|The butterfly loop from Saturday's course.|
|My compass and I were best of friends at the beginning of Sunday's course (however, we experienced some misunderstandings near the end).|
There were ups and downs in both races but I was pleasantly surprised by my results ( 33rd and 27th respectively for the two days) and they earned me the third leg on Linné's first team! I was fortunate enough to be running on a team of super talented ladies: Lina Bäckström, Rasa Ptasekaite, Annika Billstam and Catherine Taylor.
Fast forward a week and I find myself donning a GPS and heading into the warm-up area to scamper around with the rest of the women waiting for our second leg runner to come storming into the arena. Rasa handed off to me in 41st and with almost a kilometer of marked route to the start triangle I turned on the turbo jets. The third leg had no forking which meant that we were all supposed to be going to the same controls. Right off the bat, though, I didn't like the attack that the others were taking for the first control. It's one of the tricky things about relays; you want to use the pack as much as possible to aid your orienteering and speed, but you have to have the confidence to know when the train is running off the tracks and abandon ship! From the moment that I spiked the first control I was in the zone and taking no prisoners! I was navigating while leading an entire train of girls, calm as a cucumber and loving it! It wasn't until the 6th control, when I caught another pack of girls, that I realized how hard I had been running, how great this race was going, and how exhausted I was!
|The live GPS tracking!|
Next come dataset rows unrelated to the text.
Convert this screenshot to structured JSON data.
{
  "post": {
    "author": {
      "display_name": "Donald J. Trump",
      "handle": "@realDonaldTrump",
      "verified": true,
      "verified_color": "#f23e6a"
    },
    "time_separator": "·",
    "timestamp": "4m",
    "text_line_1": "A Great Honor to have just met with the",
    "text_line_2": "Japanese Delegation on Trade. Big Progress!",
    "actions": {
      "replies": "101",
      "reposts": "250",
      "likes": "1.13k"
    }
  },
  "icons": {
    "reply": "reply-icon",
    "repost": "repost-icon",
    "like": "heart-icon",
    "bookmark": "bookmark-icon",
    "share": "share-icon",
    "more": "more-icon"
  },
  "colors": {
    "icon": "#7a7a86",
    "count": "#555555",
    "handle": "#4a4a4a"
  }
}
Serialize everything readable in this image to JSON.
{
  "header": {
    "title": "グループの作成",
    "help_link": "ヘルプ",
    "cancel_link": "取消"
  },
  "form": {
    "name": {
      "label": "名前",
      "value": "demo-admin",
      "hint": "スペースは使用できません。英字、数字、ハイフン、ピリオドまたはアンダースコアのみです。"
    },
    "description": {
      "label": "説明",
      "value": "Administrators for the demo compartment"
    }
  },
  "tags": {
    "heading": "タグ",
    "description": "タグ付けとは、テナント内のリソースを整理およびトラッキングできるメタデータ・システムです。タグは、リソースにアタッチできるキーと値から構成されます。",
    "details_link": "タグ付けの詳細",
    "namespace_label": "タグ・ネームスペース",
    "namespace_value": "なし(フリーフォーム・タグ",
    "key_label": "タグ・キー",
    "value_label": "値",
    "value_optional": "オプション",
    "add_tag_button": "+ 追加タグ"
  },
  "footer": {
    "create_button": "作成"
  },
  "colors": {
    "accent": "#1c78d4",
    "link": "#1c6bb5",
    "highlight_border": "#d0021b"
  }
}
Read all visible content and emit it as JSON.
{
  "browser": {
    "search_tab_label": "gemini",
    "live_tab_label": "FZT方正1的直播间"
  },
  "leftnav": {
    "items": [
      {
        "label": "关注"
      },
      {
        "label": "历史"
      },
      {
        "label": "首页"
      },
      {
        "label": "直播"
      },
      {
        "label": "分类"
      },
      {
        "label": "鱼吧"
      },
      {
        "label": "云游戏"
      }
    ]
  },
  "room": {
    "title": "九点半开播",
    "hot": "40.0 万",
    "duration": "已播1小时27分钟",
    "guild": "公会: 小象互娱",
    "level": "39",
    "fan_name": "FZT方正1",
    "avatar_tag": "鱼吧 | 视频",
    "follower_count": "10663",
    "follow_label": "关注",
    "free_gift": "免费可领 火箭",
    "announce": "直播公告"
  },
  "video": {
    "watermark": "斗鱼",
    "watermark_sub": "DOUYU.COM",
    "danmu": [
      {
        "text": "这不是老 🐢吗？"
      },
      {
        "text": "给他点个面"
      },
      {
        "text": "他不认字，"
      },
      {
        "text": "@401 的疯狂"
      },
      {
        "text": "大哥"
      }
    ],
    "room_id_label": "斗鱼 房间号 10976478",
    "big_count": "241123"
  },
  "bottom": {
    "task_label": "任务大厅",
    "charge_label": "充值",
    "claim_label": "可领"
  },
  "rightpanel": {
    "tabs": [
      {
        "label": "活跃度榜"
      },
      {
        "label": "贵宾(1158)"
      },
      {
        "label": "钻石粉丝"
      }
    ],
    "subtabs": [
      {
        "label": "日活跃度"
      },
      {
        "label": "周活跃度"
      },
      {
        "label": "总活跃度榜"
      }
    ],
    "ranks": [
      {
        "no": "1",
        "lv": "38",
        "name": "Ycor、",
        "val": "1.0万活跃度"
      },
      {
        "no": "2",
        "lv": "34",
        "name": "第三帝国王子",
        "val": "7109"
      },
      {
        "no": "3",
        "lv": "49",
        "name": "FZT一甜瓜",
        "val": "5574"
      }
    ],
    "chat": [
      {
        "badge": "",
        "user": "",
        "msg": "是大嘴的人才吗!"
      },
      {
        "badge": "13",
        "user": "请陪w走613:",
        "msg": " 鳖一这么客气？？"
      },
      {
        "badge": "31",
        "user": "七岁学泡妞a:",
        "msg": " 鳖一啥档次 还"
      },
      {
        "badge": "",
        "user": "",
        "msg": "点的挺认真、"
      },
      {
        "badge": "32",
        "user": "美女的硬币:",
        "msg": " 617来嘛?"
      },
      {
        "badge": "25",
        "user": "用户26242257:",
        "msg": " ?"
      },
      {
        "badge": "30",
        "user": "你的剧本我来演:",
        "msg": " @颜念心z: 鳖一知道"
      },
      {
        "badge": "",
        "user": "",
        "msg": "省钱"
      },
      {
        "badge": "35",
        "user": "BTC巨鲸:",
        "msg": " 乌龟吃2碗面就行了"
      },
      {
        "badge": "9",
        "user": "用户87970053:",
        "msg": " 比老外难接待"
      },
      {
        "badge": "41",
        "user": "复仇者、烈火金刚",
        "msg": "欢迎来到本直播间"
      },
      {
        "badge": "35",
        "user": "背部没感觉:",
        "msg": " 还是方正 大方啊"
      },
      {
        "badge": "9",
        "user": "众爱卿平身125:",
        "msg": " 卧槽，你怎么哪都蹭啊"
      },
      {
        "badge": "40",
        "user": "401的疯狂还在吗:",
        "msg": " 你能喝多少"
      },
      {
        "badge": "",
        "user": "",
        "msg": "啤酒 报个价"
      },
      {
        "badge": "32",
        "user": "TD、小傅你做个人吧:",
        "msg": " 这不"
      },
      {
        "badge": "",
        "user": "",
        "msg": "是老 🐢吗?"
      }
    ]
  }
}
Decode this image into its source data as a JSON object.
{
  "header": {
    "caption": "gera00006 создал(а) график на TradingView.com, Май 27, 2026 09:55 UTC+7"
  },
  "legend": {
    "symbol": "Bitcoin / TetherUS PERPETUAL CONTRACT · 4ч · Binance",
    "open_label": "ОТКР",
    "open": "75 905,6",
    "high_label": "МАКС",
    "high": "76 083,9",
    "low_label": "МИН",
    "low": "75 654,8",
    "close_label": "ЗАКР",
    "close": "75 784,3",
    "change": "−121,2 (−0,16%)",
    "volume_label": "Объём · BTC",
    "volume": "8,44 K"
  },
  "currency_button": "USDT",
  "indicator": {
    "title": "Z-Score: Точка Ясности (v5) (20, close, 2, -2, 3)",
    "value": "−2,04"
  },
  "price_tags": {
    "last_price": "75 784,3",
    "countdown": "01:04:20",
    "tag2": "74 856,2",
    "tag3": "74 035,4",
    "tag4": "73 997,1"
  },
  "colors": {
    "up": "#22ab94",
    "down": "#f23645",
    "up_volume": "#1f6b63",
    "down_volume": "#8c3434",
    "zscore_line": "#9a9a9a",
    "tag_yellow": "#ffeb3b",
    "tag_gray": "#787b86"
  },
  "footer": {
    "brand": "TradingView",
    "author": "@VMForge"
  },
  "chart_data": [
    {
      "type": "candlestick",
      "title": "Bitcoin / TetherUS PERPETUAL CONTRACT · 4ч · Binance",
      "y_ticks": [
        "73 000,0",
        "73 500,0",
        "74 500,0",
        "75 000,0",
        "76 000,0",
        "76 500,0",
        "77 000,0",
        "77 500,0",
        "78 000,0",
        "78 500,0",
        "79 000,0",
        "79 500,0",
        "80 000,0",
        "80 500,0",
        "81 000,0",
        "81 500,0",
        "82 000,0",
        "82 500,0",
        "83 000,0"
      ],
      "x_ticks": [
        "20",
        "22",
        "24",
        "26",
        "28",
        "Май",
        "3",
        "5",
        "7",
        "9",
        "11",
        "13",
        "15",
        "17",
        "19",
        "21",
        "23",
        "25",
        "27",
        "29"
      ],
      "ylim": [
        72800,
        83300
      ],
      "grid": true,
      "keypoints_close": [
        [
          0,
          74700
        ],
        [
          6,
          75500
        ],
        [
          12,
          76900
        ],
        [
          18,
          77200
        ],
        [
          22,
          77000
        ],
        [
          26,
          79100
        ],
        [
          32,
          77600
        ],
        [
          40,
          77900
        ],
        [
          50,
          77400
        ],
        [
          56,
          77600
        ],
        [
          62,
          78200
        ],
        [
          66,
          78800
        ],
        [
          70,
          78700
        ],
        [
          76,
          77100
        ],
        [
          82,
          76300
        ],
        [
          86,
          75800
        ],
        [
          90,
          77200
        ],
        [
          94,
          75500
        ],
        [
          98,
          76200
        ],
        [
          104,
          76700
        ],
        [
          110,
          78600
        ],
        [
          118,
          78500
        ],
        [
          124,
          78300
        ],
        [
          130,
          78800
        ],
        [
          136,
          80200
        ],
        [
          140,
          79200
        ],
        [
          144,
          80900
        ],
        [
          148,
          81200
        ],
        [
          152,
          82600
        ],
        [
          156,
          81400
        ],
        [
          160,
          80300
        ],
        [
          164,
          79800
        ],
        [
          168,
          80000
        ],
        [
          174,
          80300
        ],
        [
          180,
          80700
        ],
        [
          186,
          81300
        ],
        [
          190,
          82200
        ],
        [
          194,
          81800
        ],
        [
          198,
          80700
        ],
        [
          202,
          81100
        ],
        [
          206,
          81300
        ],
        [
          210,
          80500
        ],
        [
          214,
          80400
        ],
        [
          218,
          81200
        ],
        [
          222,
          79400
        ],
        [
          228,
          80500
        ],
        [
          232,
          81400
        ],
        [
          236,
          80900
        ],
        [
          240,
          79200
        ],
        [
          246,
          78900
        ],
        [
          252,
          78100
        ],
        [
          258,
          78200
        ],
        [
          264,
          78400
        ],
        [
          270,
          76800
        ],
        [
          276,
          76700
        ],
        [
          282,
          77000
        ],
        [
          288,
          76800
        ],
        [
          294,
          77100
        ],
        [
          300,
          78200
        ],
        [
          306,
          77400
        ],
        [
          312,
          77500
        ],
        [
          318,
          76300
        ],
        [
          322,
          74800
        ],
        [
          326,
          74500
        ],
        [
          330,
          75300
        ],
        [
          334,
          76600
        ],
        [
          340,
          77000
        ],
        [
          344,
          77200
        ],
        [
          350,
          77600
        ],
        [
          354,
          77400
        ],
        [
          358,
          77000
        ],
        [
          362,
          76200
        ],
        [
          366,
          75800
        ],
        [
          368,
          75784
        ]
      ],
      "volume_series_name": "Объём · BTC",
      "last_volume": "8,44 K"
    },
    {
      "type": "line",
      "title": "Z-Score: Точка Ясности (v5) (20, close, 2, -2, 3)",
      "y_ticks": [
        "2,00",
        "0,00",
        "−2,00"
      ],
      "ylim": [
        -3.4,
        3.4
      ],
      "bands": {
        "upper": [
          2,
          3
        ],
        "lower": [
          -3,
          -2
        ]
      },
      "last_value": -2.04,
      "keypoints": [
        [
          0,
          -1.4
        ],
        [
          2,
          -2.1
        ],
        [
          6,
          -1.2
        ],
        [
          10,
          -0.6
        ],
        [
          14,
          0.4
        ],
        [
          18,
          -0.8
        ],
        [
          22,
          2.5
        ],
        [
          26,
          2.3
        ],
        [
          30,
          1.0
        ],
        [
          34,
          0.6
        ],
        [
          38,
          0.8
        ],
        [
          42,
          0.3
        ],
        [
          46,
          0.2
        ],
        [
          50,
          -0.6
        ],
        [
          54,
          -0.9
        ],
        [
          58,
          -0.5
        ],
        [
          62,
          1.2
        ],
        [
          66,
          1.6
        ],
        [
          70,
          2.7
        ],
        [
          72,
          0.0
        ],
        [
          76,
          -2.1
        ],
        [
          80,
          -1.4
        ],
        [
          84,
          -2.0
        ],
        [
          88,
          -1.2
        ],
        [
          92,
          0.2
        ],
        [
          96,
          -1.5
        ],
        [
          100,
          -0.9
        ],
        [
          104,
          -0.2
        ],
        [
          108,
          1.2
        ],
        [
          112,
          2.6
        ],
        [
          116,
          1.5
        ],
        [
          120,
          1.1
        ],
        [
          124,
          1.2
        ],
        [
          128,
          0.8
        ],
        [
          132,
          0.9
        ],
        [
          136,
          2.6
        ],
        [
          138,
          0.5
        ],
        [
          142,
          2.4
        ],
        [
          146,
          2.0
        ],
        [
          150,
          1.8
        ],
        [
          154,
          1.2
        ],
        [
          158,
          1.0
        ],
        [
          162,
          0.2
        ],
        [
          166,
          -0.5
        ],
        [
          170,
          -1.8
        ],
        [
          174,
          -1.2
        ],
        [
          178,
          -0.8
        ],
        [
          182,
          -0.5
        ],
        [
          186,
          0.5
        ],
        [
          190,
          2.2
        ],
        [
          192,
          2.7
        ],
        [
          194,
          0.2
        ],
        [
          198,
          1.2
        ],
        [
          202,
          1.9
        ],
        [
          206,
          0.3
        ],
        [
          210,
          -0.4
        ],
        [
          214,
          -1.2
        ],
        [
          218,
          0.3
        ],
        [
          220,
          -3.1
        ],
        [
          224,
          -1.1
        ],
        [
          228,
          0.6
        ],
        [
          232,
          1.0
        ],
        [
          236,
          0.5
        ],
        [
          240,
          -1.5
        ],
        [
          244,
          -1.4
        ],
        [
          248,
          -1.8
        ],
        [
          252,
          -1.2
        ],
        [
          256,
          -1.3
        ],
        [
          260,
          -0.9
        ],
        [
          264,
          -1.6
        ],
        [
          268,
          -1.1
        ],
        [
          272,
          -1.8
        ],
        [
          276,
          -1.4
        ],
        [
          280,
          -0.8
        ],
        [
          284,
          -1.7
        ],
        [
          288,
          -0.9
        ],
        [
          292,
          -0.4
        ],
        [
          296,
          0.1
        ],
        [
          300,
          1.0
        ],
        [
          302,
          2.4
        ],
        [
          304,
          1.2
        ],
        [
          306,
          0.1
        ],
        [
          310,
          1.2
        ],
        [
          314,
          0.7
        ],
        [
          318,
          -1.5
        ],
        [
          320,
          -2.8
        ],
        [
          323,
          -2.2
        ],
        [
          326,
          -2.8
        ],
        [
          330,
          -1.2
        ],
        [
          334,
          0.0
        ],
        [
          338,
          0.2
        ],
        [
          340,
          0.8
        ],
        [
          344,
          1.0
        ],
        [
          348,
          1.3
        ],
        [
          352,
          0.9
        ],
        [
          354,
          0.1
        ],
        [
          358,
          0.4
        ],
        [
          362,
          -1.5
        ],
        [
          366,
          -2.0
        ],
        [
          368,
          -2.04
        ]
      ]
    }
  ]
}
Unfortunately, that's where my concentration cracked and I had a few small troubles at the end of the race but I was still able to hand off to Annika in 15th place! Annika and Cat went on to run superb races and we finished in 10th/disqualified place... there was a bit of a sticky situation about an out-of-bounds area but nobody is really sure how it's going to finish. Whether we were first, tenth, fortieth, or disqualified, though, it doesn't really matter. What's really important is the passion and commitment that each one of us put into all of the training before 10mila right through to the race itself! All of us poured our heart into representing OK Linné as best we could and I think it really showed. I feel so privileged to have run with such amazing women and I hope to do it much more in the near future! I've had the most spectacular month living and training in Uppsala with the most incredible group of people! As I'm sitting here watching yet another sunrise I'm already dreaming about the next time I'll be in this airport but with clean clothes packed in my suitcase and striding out of the doors excited to get to another sensational Linné training!
Note: the title is one of the more important Swedish phrases that I learned during my month-long stay. At this rate, I'll most likely be fluent by the year 2052 (but at least I’ll never go hungry)!